▶ [Problem to solve] Output the records below again, precisely as they are written.
[Start of Attachment]
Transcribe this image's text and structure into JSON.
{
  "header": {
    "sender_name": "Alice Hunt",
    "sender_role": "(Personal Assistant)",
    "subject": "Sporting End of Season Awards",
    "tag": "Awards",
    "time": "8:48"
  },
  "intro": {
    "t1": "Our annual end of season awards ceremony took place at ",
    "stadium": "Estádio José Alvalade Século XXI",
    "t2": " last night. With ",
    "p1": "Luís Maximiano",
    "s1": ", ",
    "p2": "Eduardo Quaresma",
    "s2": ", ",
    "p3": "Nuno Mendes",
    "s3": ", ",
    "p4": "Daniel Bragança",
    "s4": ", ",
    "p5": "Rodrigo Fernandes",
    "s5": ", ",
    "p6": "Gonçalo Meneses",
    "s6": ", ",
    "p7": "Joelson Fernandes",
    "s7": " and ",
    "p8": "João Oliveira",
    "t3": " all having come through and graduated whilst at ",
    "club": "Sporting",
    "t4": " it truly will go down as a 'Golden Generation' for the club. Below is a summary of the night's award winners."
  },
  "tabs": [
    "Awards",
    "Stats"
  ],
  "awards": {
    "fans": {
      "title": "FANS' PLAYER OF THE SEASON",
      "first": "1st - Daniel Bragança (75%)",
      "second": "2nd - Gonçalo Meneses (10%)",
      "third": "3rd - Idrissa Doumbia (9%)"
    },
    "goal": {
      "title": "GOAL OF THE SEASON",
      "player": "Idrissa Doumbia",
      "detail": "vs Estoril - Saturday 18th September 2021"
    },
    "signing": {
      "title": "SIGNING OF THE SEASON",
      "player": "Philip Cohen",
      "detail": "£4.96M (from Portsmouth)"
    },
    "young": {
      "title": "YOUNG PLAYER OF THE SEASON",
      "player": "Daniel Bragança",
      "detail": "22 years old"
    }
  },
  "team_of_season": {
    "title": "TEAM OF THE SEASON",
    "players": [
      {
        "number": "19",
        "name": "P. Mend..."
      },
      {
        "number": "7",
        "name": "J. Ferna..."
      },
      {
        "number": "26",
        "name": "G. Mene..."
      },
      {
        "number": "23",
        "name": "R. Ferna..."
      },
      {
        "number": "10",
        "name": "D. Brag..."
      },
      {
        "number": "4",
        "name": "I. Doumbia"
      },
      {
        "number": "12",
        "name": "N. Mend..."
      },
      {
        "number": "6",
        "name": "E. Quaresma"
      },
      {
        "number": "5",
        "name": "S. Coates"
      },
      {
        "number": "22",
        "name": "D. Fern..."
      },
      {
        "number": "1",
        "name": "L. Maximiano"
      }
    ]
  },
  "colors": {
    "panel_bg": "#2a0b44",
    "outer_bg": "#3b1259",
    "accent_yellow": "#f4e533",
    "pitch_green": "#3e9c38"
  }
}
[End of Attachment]
▶ [Task output]
Transcribe this image's text and structure into JSON.
{
  "header": {
    "sender_name": "Alice Hunt",
    "sender_role": "(Personal Assistant)",
    "subject": "Sporting End of Season Awards",
    "tag": "Awards",
    "time": "8:48"
  },
  "intro": {
    "t1": "Our annual end of season awards ceremony took place at ",
    "stadium": "Estádio José Alvalade Século XXI",
    "t2": " last night. With ",
    "p1": "Luís Maximiano",
    "s1": ", ",
    "p2": "Eduardo Quaresma",
    "s2": ", ",
    "p3": "Nuno Mendes",
    "s3": ", ",
    "p4": "Daniel Bragança",
    "s4": ", ",
    "p5": "Rodrigo Fernandes",
    "s5": ", ",
    "p6": "Gonçalo Meneses",
    "s6": ", ",
    "p7": "Joelson Fernandes",
    "s7": " and ",
    "p8": "João Oliveira",
    "t3": " all having come through and graduated whilst at ",
    "club": "Sporting",
    "t4": " it truly will go down as a 'Golden Generation' for the club. Below is a summary of the night's award winners."
  },
  "tabs": [
    "Awards",
    "Stats"
  ],
  "awards": {
    "fans": {
      "title": "FANS' PLAYER OF THE SEASON",
      "first": "1st - Daniel Bragança (75%)",
      "second": "2nd - Gonçalo Meneses (10%)",
      "third": "3rd - Idrissa Doumbia (9%)"
    },
    "goal": {
      "title": "GOAL OF THE SEASON",
      "player": "Idrissa Doumbia",
      "detail": "vs Estoril - Saturday 18th September 2021"
    },
    "signing": {
      "title": "SIGNING OF THE SEASON",
      "player": "Philip Cohen",
      "detail": "£4.96M (from Portsmouth)"
    },
    "young": {
      "title": "YOUNG PLAYER OF THE SEASON",
      "player": "Daniel Bragança",
      "detail": "22 years old"
    }
  },
  "team_of_season": {
    "title": "TEAM OF THE SEASON",
    "players": [
      {
        "number": "19",
        "name": "P. Mend..."
      },
      {
        "number": "7",
        "name": "J. Ferna..."
      },
      {
        "number": "26",
        "name": "G. Mene..."
      },
      {
        "number": "23",
        "name": "R. Ferna..."
      },
      {
        "number": "10",
        "name": "D. Brag..."
      },
      {
        "number": "4",
        "name": "I. Doumbia"
      },
      {
        "number": "12",
        "name": "N. Mend..."
      },
      {
        "number": "6",
        "name": "E. Quaresma"
      },
      {
        "number": "5",
        "name": "S. Coates"
      },
      {
        "number": "22",
        "name": "D. Fern..."
      },
      {
        "number": "1",
        "name": "L. Maximiano"
      }
    ]
  },
  "colors": {
    "panel_bg": "#2a0b44",
    "outer_bg": "#3b1259",
    "accent_yellow": "#f4e533",
    "pitch_green": "#3e9c38"
  }
}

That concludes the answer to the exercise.